Status Quo at the Virgin's Tomb
May 5, 2006 - Post No. 73
This morning Fr. Emmanuel knocks at my door a little after 8 a.m., and it is time to go for the Badarak (celebration of the Armenian Divine Liturgy) at the Tomb of the Blessed Virgin in the Valley of Jehoshaphat, at the foot of the Mount of Olives. (For more information on the Tomb, see my earlier post "Armenian Feast of the Annunciation.")
Yesterday, Fr. Emmanuel suggested that I accompany him today, and I am pleased to have this opportunity for what I expect will be a quiet and inspiring celebration at the Tomb of St. Mary the Virgin.
On our arrival at the tomb, I discover that things may not be as quiet as I imagined. It seems that the Copts will be celebrating the Divine Liturgy at the same time as the Armenian Badarak. This simultaneous celebration is quite deliberate, part of the formal arrangement known here as the status quo -- the long since negotiated settlement for the way things are done at the holy places in Jerusalem.
The status quo was formalised in 1852, and it is reflected in the triumvirate that governs the Holy Sepulchre. It is intended to keep the peace and protect the interests of the primary stake holders in the Christian community.
Under the status quo at the Virgin's Tomb, there can only be two scheduled blocks of time for the daily celebration of the Divine Liturgy, one for the Greeks and one for the Armenians. To add a third block to accommodate another tradition, the Copts for instance, would be considered a violation of the status quo.
Therefore, the only way the liturgies of the other orthodox traditions (Russians, Rumanians, Copts, Syrians ...) can take place at the Virgin's Tomb is by piggy backing, or the celebration of a liturgy simultaneously with one of the status quo stake holders. The Russians and Rumanians would join the Greeks for their celebrations of the liturgy; and the Copts and Syrians join the Armenians.
So it is that Wednesday and Friday mornings, every week, year round, the Copts celebrate the Divine Liturgy at the Tomb of Mary the Virgin, in the time slot reserved for the Armenian Badarak; and on Wednesday mornings, things get really interesting when the Syrians join in to make a trio of simultaneous celebrations, each with its own language, music, and liturgical gesture.
These celebrations take place in a single room with several altars. The space is not all that large really, and the blend of sights and sounds during this morning's simultaneous liturgies is "interesting" ... to say the least.
When we arrive at the Virgin's Tomb this morning, the Copts are robed and waiting at the altar reserved for their use. To avoid evoking the ire of the Greek community -- and there are a couple Greek monks around keeping an eye on things -- the Copts must wait for the Armenian Badarak to formally begin before launching into their own liturgy. From then on, the two liturgies keep pace, using pretty much same framework, but the Coptic liturgy must conclude either at the same time or slightly before the final notes of the Armenian Badarak.

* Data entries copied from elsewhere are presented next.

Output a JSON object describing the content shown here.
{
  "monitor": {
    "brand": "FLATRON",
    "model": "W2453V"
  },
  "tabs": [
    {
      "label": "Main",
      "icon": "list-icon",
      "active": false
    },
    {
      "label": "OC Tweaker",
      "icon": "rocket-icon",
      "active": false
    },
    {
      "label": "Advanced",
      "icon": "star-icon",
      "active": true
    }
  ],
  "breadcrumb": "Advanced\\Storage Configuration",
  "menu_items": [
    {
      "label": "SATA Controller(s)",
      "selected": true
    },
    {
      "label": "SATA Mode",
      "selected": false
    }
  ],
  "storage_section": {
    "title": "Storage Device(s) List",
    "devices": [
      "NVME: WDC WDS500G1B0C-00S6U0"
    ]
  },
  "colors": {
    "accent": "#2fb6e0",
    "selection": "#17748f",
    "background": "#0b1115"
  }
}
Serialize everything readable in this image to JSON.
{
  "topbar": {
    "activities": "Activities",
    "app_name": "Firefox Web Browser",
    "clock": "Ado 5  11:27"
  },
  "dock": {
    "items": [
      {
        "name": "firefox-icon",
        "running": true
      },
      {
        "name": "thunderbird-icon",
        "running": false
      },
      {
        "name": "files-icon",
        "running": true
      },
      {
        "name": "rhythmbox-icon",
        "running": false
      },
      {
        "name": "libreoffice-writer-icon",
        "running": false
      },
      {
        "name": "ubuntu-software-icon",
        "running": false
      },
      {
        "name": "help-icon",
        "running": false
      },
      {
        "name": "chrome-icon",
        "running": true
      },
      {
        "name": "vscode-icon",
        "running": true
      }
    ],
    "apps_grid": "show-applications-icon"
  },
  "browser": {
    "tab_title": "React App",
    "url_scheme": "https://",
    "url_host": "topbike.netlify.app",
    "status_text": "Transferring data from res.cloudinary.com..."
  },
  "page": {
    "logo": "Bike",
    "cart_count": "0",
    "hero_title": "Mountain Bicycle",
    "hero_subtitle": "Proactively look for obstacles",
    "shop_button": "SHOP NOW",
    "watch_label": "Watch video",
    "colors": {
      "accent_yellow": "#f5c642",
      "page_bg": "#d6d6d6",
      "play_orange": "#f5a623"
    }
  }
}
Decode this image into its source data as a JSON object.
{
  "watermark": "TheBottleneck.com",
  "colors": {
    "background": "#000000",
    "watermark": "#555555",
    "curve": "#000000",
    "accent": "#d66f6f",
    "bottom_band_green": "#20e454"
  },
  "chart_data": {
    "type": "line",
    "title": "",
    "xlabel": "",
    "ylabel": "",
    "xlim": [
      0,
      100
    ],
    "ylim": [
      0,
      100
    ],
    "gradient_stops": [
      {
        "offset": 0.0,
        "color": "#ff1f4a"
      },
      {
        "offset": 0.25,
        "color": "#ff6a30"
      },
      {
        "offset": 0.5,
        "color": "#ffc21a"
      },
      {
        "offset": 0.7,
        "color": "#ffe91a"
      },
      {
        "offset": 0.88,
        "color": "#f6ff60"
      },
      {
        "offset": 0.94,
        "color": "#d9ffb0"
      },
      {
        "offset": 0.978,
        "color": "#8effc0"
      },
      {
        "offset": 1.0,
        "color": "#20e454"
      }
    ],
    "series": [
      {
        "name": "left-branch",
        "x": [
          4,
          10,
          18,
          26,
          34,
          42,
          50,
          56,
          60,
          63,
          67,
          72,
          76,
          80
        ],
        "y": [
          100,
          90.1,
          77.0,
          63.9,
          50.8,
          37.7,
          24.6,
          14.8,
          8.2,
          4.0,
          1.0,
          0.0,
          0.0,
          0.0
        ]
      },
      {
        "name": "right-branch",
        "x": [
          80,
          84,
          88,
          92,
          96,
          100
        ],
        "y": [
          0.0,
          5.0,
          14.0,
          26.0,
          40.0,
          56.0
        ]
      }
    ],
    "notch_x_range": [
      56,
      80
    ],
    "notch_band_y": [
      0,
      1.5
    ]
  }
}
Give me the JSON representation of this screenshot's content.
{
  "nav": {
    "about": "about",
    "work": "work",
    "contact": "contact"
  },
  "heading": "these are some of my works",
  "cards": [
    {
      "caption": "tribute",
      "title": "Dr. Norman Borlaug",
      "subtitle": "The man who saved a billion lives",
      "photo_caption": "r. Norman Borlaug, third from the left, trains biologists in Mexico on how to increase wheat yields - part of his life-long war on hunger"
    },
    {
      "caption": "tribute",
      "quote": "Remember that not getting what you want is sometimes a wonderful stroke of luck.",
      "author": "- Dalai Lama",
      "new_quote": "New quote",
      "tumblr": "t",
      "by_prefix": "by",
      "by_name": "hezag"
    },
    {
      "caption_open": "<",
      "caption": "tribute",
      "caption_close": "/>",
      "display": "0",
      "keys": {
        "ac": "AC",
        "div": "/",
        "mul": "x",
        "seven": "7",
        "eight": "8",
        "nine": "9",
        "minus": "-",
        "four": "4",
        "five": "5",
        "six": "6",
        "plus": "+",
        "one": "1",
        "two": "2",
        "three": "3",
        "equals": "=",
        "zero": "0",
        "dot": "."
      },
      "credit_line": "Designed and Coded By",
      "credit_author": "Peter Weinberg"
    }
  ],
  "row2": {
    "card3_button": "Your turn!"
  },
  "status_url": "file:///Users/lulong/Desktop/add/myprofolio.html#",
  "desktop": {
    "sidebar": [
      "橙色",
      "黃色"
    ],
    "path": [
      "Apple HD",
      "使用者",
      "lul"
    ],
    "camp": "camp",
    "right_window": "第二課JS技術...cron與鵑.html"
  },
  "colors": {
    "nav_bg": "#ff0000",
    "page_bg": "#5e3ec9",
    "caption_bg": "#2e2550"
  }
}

Click here for a video (26MB) from this morning's simultaneous celebration of the Divine Liturgy. It gives you an idea of the combined result. The movie was filmed during the censing, at the opening of the Armenian and Coptic liturgies -- note how the Armenian celebrant, Fr. Emmanuel pays a call on the Copts during his turn at censing.
As if the simultaneous celebrations didn't confuse things enough, several tourist groups come and go during the liturgies as well.
In the picture above, the Coptic celebration is going on behind the group of tourists, and the Armenian in front. The Copts and Armenians seem very relaxed about all of this, clearly leaving room for the come and go of pilgrims is also part of at least the informal status quo.
Sometimes this does get a bit strange, however. For instance the gentleman pictured below (centre right) decides to take a short cut straight across the Armenian sanctuary, right in the middle of the Badarak, to get to the door of small inner shrine (lower right corner), the actual site of the Virgin's Tomb, even though it is still being used for the Armenian liturgy.
Yet, despite the seeming confusion this morning, there is something remarkable about the Virgin's Tomb and the liturgies taking place here today. Fr. Emmanuel kindly invites me to join him in the inner shrine, to stand beside him at the altar erected over the stone slab where the body of Mary is believed to have been laid. Here, thanks in part to the muffling effect of the thick stone walls of the tiny shrine, all is calm, all is bright.
Following the Badarak, Fr. Emmanuel joins his Coptic counterpart for an exchange of Eucharistic breads left unused in the simultaneous liturgies this morning. The two are good friends, and this is not the first time they have celebrated the Divine Liturgy at either end of the Armenian chapel at the Tomb of the Virgin Mary, nor is it likely to be the last.